LONDON: Can you imagine a hard drive stays at your fingertip and holding all the books which has ever written and the whole US Library of Congress stored at corner and occupying only 0.1mm of the chip?

Well, the answer is yes. Sander Otte, researcher in Netherlands at Delft University, developed an atomic-scale rewriteable data storage which is 500 times denser than any state of the art storage device. It can store 500 terabits (62.5 terabytes) onto just a single square-inch of chip,

The discovery made a major breakthrough in the development of nanotechnology and atomic-scale storage device.

Here is how Otte and his team made it happen. Chlorine atoms were placed on copper surface, resulting a perfect square grid. Wherever the atom is missing on the surface a hole appears, which can be manipulate into binary switching, the foundation of data storage.

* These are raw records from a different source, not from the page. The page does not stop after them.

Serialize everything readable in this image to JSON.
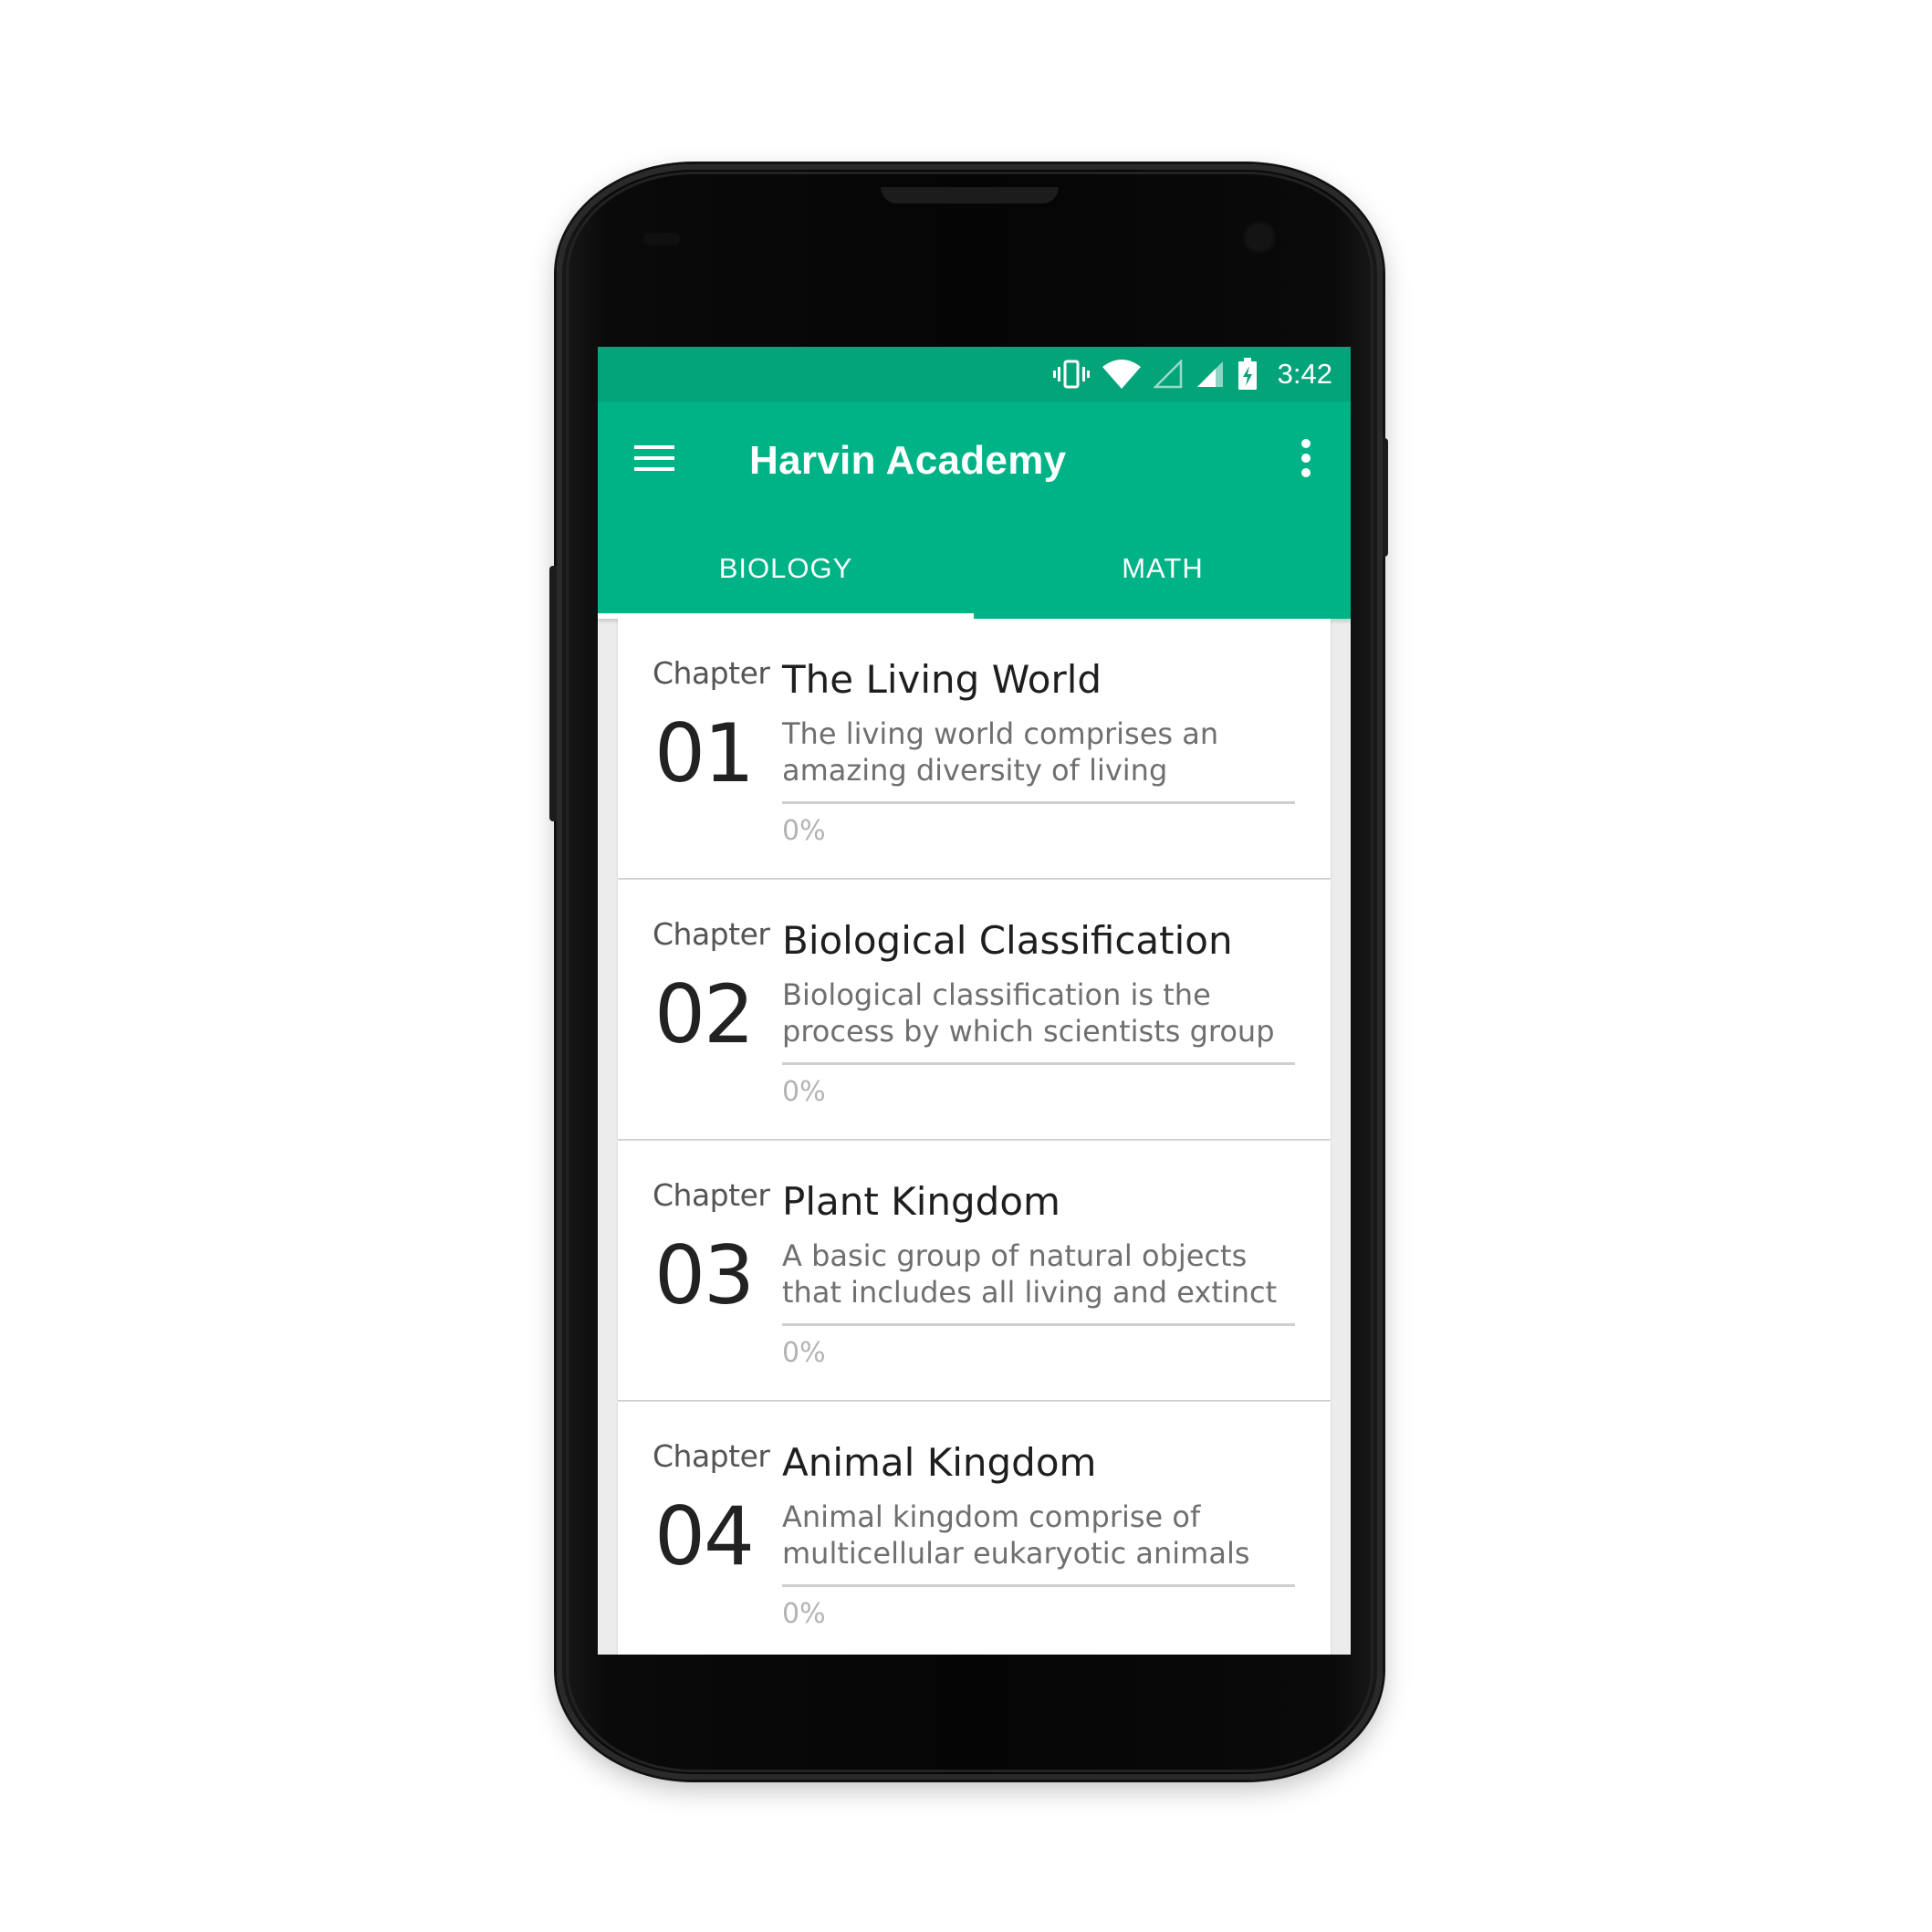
{
  "status_bar": {
    "time": "3:42",
    "icons": [
      "vibrate-icon",
      "wifi-icon",
      "signal-empty-icon",
      "signal-icon",
      "battery-charging-icon"
    ]
  },
  "app_bar": {
    "title": "Harvin Academy",
    "menu_icon": "hamburger-menu-icon",
    "overflow_icon": "more-vert-icon"
  },
  "tabs": [
    {
      "label": "BIOLOGY",
      "selected": true
    },
    {
      "label": "MATH",
      "selected": false
    }
  ],
  "chapters": [
    {
      "chapter_label": "Chapter",
      "number": "01",
      "title": "The Living World",
      "description": "The living world comprises an amazing diversity of living",
      "progress": 0,
      "progress_label": "0%"
    },
    {
      "chapter_label": "Chapter",
      "number": "02",
      "title": "Biological Classification",
      "description": "Biological classification is the process by which scientists group",
      "progress": 0,
      "progress_label": "0%"
    },
    {
      "chapter_label": "Chapter",
      "number": "03",
      "title": "Plant Kingdom",
      "description": "A basic group of natural objects that includes all living and extinct",
      "progress": 0,
      "progress_label": "0%"
    },
    {
      "chapter_label": "Chapter",
      "number": "04",
      "title": "Animal Kingdom",
      "description": "Animal kingdom comprise of multicellular eukaryotic animals",
      "progress": 0,
      "progress_label": "0%"
    }
  ],
  "colors": {
    "primary": "#00b386",
    "primary_dark": "#03a47a",
    "background": "#ececec"
  }
}
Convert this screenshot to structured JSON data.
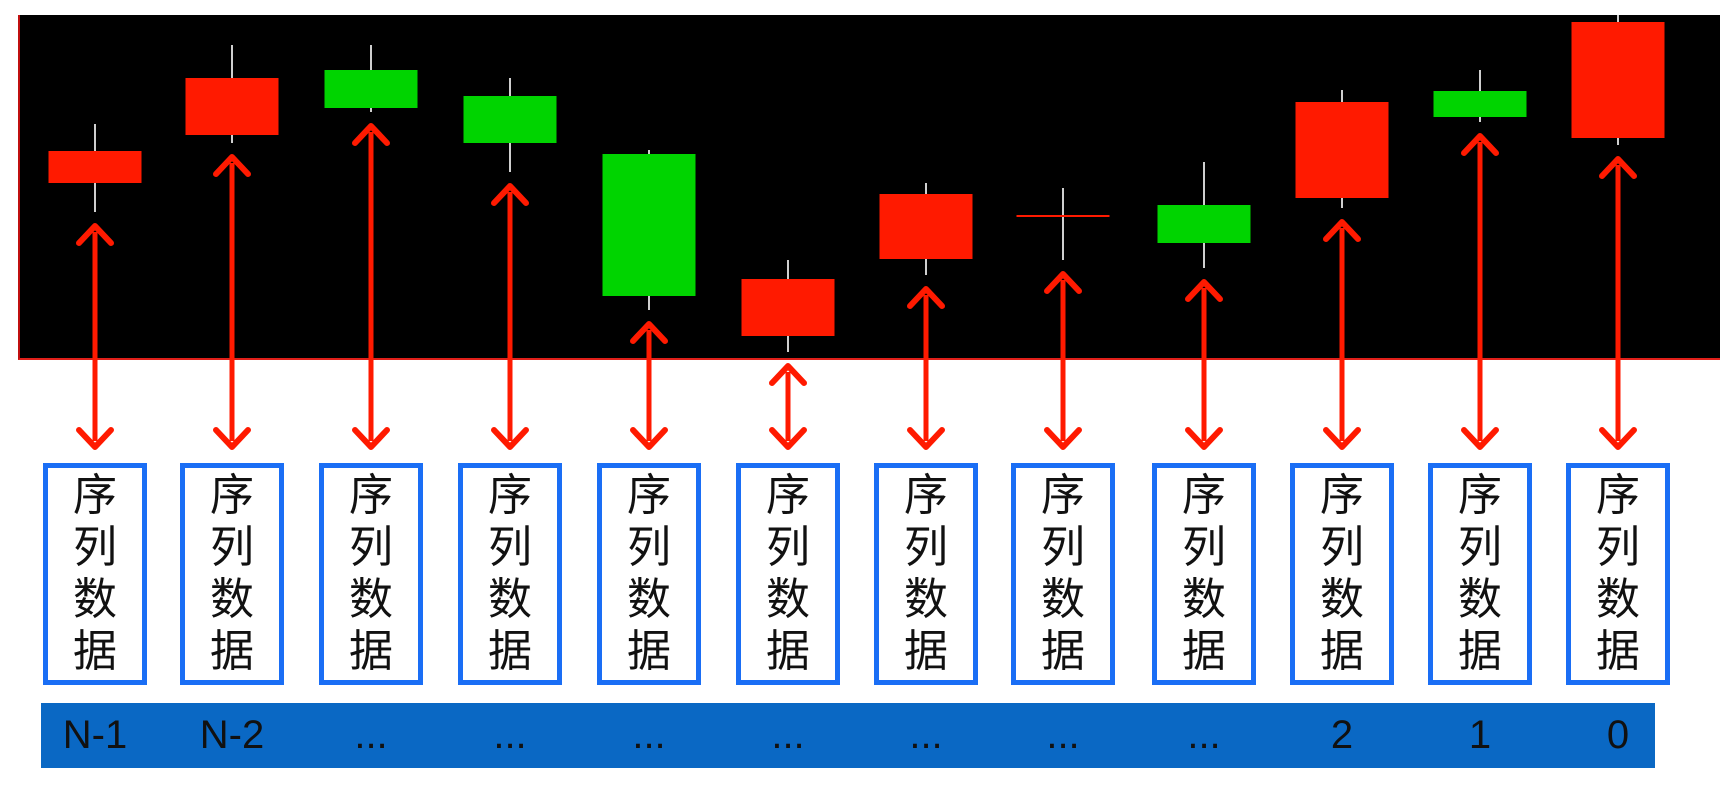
{
  "colors": {
    "up": "#ff1a00",
    "down": "#00d400",
    "wick": "#cfcfcf",
    "arrow": "#ff1a00",
    "box_border": "#1a6ef5",
    "index_bar": "#0a68c4"
  },
  "chart_data": {
    "type": "candlestick",
    "candles": [
      {
        "open": 175,
        "close": 207,
        "high": 234,
        "low": 146
      },
      {
        "open": 223,
        "close": 280,
        "high": 313,
        "low": 215
      },
      {
        "open": 288,
        "close": 250,
        "high": 313,
        "low": 246
      },
      {
        "open": 262,
        "close": 215,
        "high": 280,
        "low": 186
      },
      {
        "open": 204,
        "close": 62,
        "high": 208,
        "low": 48
      },
      {
        "open": 22,
        "close": 79,
        "high": 98,
        "low": 6
      },
      {
        "open": 99,
        "close": 164,
        "high": 175,
        "low": 83
      },
      {
        "open": 142,
        "close": 142,
        "high": 170,
        "low": 98
      },
      {
        "open": 153,
        "close": 115,
        "high": 196,
        "low": 90
      },
      {
        "open": 160,
        "close": 256,
        "high": 268,
        "low": 150
      },
      {
        "open": 267,
        "close": 241,
        "high": 288,
        "low": 236
      },
      {
        "open": 220,
        "close": 336,
        "high": 343,
        "low": 213
      }
    ]
  },
  "box_label_chars": [
    "序",
    "列",
    "数",
    "据"
  ],
  "index_labels": [
    "N-1",
    "N-2",
    "...",
    "...",
    "...",
    "...",
    "...",
    "...",
    "...",
    "2",
    "1",
    "0"
  ]
}
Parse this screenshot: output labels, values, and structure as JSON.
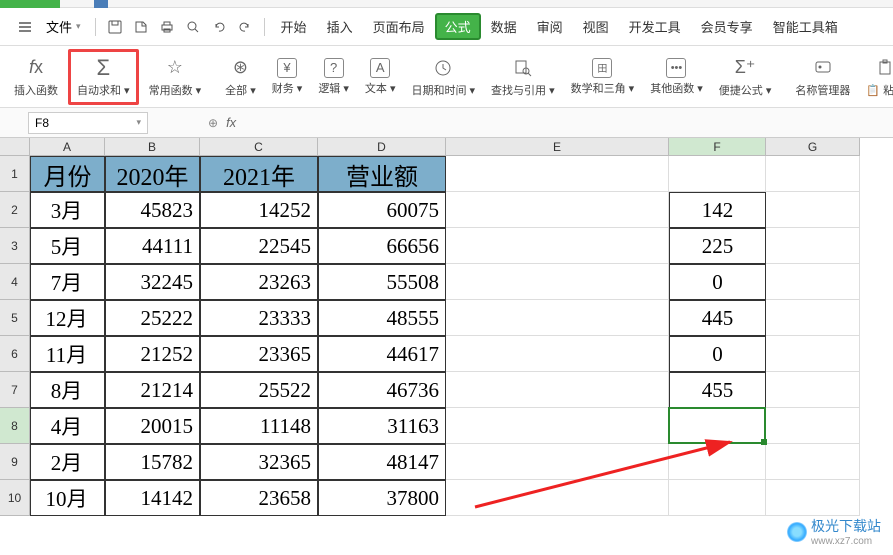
{
  "tabs_top": {
    "active_color": "#44b349"
  },
  "file_menu": {
    "label": "文件",
    "dropdown": "▾"
  },
  "menu": {
    "start": "开始",
    "insert": "插入",
    "layout": "页面布局",
    "formula": "公式",
    "data": "数据",
    "review": "审阅",
    "view": "视图",
    "dev": "开发工具",
    "member": "会员专享",
    "smart": "智能工具箱"
  },
  "ribbon": {
    "insert_fn": "插入函数",
    "autosum": "自动求和",
    "common": "常用函数",
    "all": "全部",
    "finance": "财务",
    "logic": "逻辑",
    "text": "文本",
    "datetime": "日期和时间",
    "lookup": "查找与引用",
    "math": "数学和三角",
    "other": "其他函数",
    "quick": "便捷公式",
    "name_mgr": "名称管理器",
    "paste": "粘贴"
  },
  "formula_bar": {
    "cell_ref": "F8",
    "fx": "fx"
  },
  "cols": [
    "A",
    "B",
    "C",
    "D",
    "E",
    "F",
    "G"
  ],
  "headers": {
    "a": "月份",
    "b": "2020年",
    "c": "2021年",
    "d": "营业额"
  },
  "rows": [
    {
      "m": "3月",
      "y20": "45823",
      "y21": "14252",
      "amt": "60075",
      "f": "142"
    },
    {
      "m": "5月",
      "y20": "44111",
      "y21": "22545",
      "amt": "66656",
      "f": "225"
    },
    {
      "m": "7月",
      "y20": "32245",
      "y21": "23263",
      "amt": "55508",
      "f": "0"
    },
    {
      "m": "12月",
      "y20": "25222",
      "y21": "23333",
      "amt": "48555",
      "f": "445"
    },
    {
      "m": "11月",
      "y20": "21252",
      "y21": "23365",
      "amt": "44617",
      "f": "0"
    },
    {
      "m": "8月",
      "y20": "21214",
      "y21": "25522",
      "amt": "46736",
      "f": "455"
    },
    {
      "m": "4月",
      "y20": "20015",
      "y21": "11148",
      "amt": "31163",
      "f": ""
    },
    {
      "m": "2月",
      "y20": "15782",
      "y21": "32365",
      "amt": "48147",
      "f": ""
    },
    {
      "m": "10月",
      "y20": "14142",
      "y21": "23658",
      "amt": "37800",
      "f": ""
    }
  ],
  "watermark": {
    "brand": "极光下载站",
    "url": "www.xz7.com"
  }
}
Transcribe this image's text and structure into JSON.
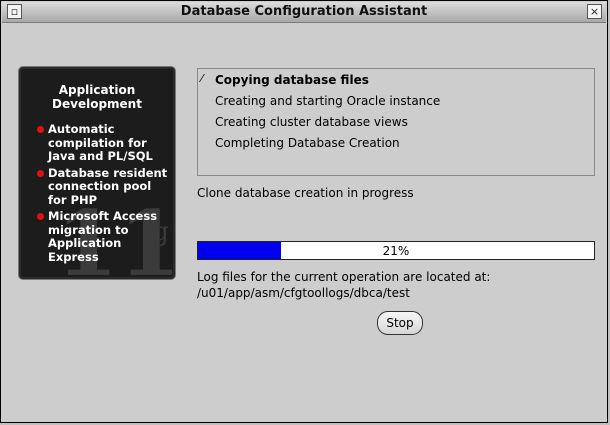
{
  "window": {
    "title": "Database Configuration Assistant",
    "menu_icon": "window-menu-icon",
    "close_icon": "close-icon"
  },
  "promo": {
    "title_line1": "Application",
    "title_line2": "Development",
    "items": [
      "Automatic compilation for Java and PL/SQL",
      "Database resident connection pool for PHP",
      "Microsoft Access migration to Application Express"
    ],
    "watermark": "11",
    "watermark_sup": "g",
    "bullet_color": "#e11111"
  },
  "steps": [
    {
      "label": "Copying database files",
      "state": "in-progress"
    },
    {
      "label": "Creating and starting Oracle instance",
      "state": "pending"
    },
    {
      "label": "Creating cluster database views",
      "state": "pending"
    },
    {
      "label": "Completing Database Creation",
      "state": "pending"
    }
  ],
  "status_text": "Clone database creation in progress",
  "progress": {
    "percent": 21,
    "label": "21%",
    "color": "#0000ee"
  },
  "log": {
    "label": "Log files for the current operation are located at:",
    "path": "/u01/app/asm/cfgtoollogs/dbca/test"
  },
  "buttons": {
    "stop": "Stop"
  }
}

“The combination of chlorine atoms and supporting copper crystal surface that we found now, combined with the fact that we manipulate ‘holes’—just as in a sliding puzzle—makes for a much more reliable, reproducible and scalable manipulation technique that can easily be automated,” explained Otte. “It is as if we have invented the atomic scale printing press.”

“While the memory outperforms existing media by far in terms of capacity, it still stays far behind in terms of read/write speed,” Otte explained.

“However, I foresee no physical boundaries that will prevent us from speeding up these processes to similar speeds that are currently seen in [hard disk drives]. It will be a technological challenge for sure, but in terms of physics it should work.”

“I cannot at this point foresee where this will lead, but I am convinced that it will be much more exciting than just data storage.”

The only issue with the system is, it cannot work in everyday environment. It only operates in a clean vacuum condition (free from any particle) at nitrogen temperature ̶ 210˚C. Otte admits, “the actual storage of data on an atomic scale is still some way off,” but “through this achievement we have certainly come a big step closer.”

IMage: TNG